August 2014, the FDA mandated that Merck add "shingles" to the list of Zostavax' potential side effects on the product's labeling and packaging insert. Specifically, on August 28, 2014, Merck Sharp & Dohme Corp. received an FDA Approval Letter from the Director, Division of Vaccines and Related Products Applications, Office of Vaccine Research and Review, Center for Biologics, Evaluation and Research that indicated in part: "We have approved your request to supplement your biologics license application for the Frozen and Refrigerator-Stable Formulations of Zoster Vaccine Live (ZOSTAVAX™), to update the Package Insert, Section 6.3 Postmarketing Experience to include "infections and infestations: Herpes zoster (vaccine strain)" and to update the Patient Package Insert to include "Shingles" in the "What are the possible side effects of ZOSTAVAX?" section.
Merck Admits Shingles, Chicken Pox Vaccines May Cause Eye Damage
In February of this year, the FDA approved a label change to warn prescribers that the Zostavax vaccine was tied to vision damage, another potential, serious side effect. The latest adverse effect is specifically, "Eye Disorders: necrotizing retinitis." The disorder is also known as keratitis, which causes inflammation and scarring of the eye tissue and may lead to permanent vision loss if not treated rapidly.

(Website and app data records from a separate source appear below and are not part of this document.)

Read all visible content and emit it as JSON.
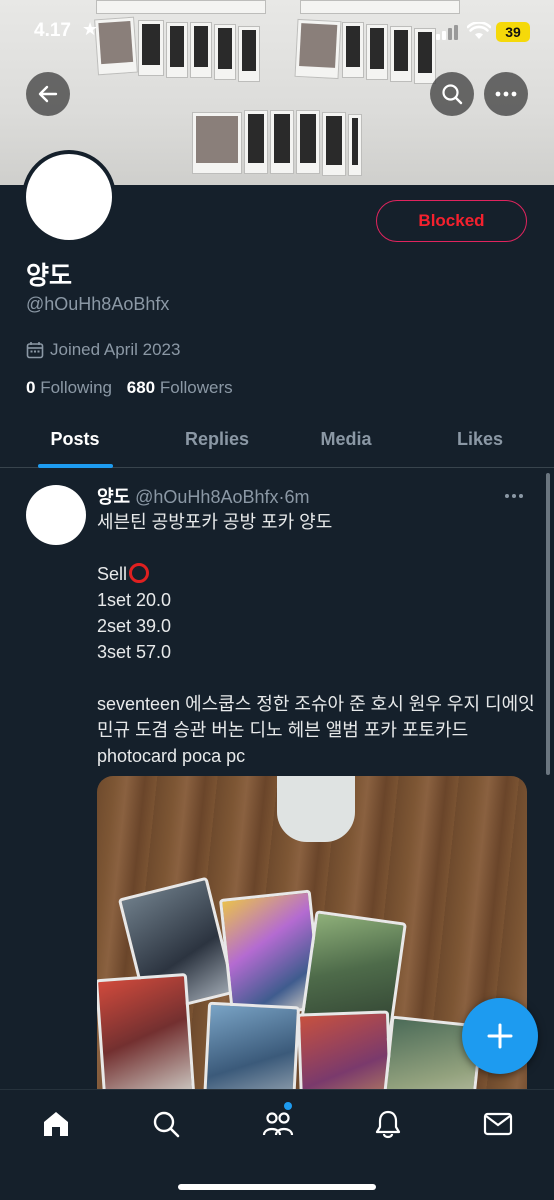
{
  "status_bar": {
    "time": "4.17",
    "star": "★",
    "battery": "39"
  },
  "profile": {
    "action_button": "Blocked",
    "display_name": "양도",
    "handle": "@hOuHh8AoBhfx",
    "joined": "Joined April 2023",
    "following_count": "0",
    "following_label": "Following",
    "followers_count": "680",
    "followers_label": "Followers"
  },
  "tabs": [
    {
      "label": "Posts",
      "active": true
    },
    {
      "label": "Replies",
      "active": false
    },
    {
      "label": "Media",
      "active": false
    },
    {
      "label": "Likes",
      "active": false
    }
  ],
  "post": {
    "author": "양도",
    "handle": "@hOuHh8AoBhfx",
    "separator": "·",
    "time": "6m",
    "lines": {
      "l1": "세븐틴 공방포카 공방 포카 양도",
      "sell": "Sell",
      "set1": "1set 20.0",
      "set2": "2set 39.0",
      "set3": "3set 57.0",
      "tags": "seventeen 에스쿱스 정한 조슈아 준 호시 원우 우지 디에잇 민규 도겸 승관 버논 디노 헤븐 앨범 포카 포토카드 photocard poca pc"
    }
  },
  "icons": {
    "back": "back-arrow-icon",
    "search": "search-icon",
    "more": "more-options-icon",
    "calendar": "calendar-icon",
    "compose": "plus-icon",
    "nav": [
      "home-icon",
      "search-icon",
      "communities-icon",
      "notifications-bell-icon",
      "messages-envelope-icon"
    ]
  },
  "colors": {
    "accent": "#1d9bf0",
    "background": "#15202b",
    "blocked": "#f4212e",
    "muted": "#8b98a5"
  }
}
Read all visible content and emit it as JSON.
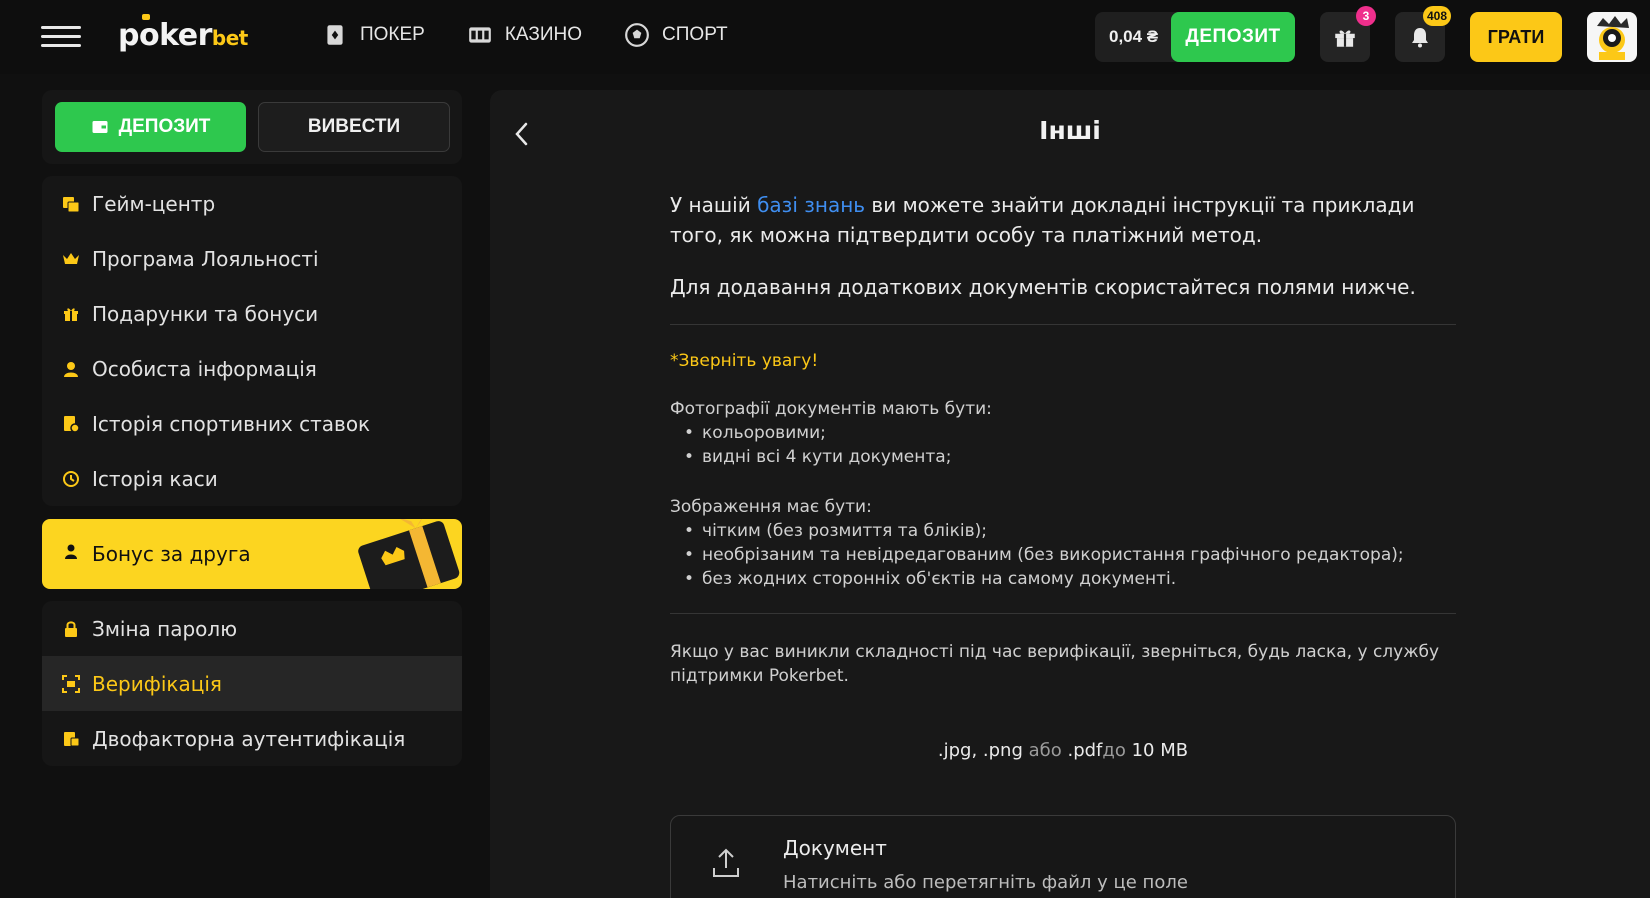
{
  "header": {
    "logo_part1": "p",
    "logo_ring": "o",
    "logo_part2": "ker",
    "logo_part3": "bet",
    "nav": [
      {
        "label": "ПОКЕР",
        "icon": "poker-card-icon"
      },
      {
        "label": "КАЗИНО",
        "icon": "slot-machine-icon"
      },
      {
        "label": "СПОРТ",
        "icon": "soccer-ball-icon"
      }
    ],
    "balance": "0,04 ₴",
    "deposit_label": "ДЕПОЗИТ",
    "gifts_badge": "3",
    "notifications_badge": "408",
    "play_label": "ГРАТИ"
  },
  "sidebar": {
    "deposit_label": "ДЕПОЗИТ",
    "withdraw_label": "ВИВЕСТИ",
    "menu_group1": [
      {
        "label": "Гейм-центр",
        "icon": "game-center-icon"
      },
      {
        "label": "Програма Лояльності",
        "icon": "crown-icon"
      },
      {
        "label": "Подарунки та бонуси",
        "icon": "gift-icon"
      },
      {
        "label": "Особиста інформація",
        "icon": "user-icon"
      },
      {
        "label": "Історія спортивних ставок",
        "icon": "bet-history-icon"
      },
      {
        "label": "Історія каси",
        "icon": "history-icon"
      }
    ],
    "bonus_banner": "Бонус за друга",
    "menu_group2": [
      {
        "label": "Зміна паролю",
        "icon": "lock-icon"
      },
      {
        "label": "Верифікація",
        "icon": "verification-icon"
      },
      {
        "label": "Двофакторна аутентифікація",
        "icon": "two-factor-icon"
      }
    ]
  },
  "main": {
    "title": "Інші",
    "intro_before": "У нашій ",
    "intro_link": "базі знань",
    "intro_after": " ви можете знайти докладні інструкції та приклади того, як можна підтвердити особу та платіжний метод.",
    "additional": "Для додавання додаткових документів скористайтеся полями нижче.",
    "note": "*Зверніть увагу!",
    "photos_heading": "Фотографії документів мають бути:",
    "photos_items": [
      "кольоровими;",
      "видні всі 4 кути документа;"
    ],
    "image_heading": "Зображення має бути:",
    "image_items": [
      "чітким (без розмиття та бліків);",
      "необрізаним та невідредагованим (без використання графічного редактора);",
      "без жодних сторонніх об'єктів на самому документі."
    ],
    "support_text": "Якщо у вас виникли складності під час верифікації, зверніться, будь ласка, у службу підтримки Pokerbet.",
    "formats_a": ".jpg, .png",
    "formats_or": " або ",
    "formats_b": ".pdf",
    "formats_to": "до ",
    "formats_size": "10 MB",
    "upload_title": "Документ",
    "upload_hint": "Натисніть або перетягніть файл у це поле"
  },
  "colors": {
    "accent_yellow": "#fcc817",
    "green": "#2ec84e",
    "link_blue": "#3f8ef0",
    "badge_pink": "#ef2f8c"
  }
}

WebMD reports that researchers discovered 20 children and adults developed keratitis within one month of receiving a chickenpox or shingles vaccine. Keratitis symptoms for adults developed within 24 days of vaccination; symptoms in children began within 14 days of vaccination. HealthDay News wrote that the researchers indicated that there is a probable relationship between the vaccine and eye inflammation. In January 2016, HealthDay News wrote that "Keratitis, or inflammation of the clear layer on the front of the eye, is a vision issue that can cause serious complications or even permanent damage to your vision if left untreated," said Dr. Frederick Fraunfelder, chair of the ophthalmology department and director of the University of Missouri Eye Institute, wrote in a university news release.
"While this is a rare occurrence, it's important for physicians to know when giving the vaccine to individuals who have a history of the condition because it could be reactivated by the vaccine," Dr. Fraunfelder said. Those with a past history of keratitis should be closely monitored following a chickenpox or shingles vaccination to ensure they do not suffer from any inflammation of the cornea or additional scarring, Dr. Fraunfelder advised.
The research was presented at the American Academy of Ophthalmology in Las Vegas. Findings presented at meetings such as these are typically viewed as preliminary pending publication in a peer-reviewed journal.
Filing a Shingles Vaccine Lawsuit
If you or someone you know has been injured following injection with a shingles vaccine, you may have valuable legal rights. Please contact the Defective Drug attorneys at Parker Waichman by completing our online form for a free consultation from a Shingles Vaccine attorney or call us at 1-800-YOURLAWYER (1-800-968-7529).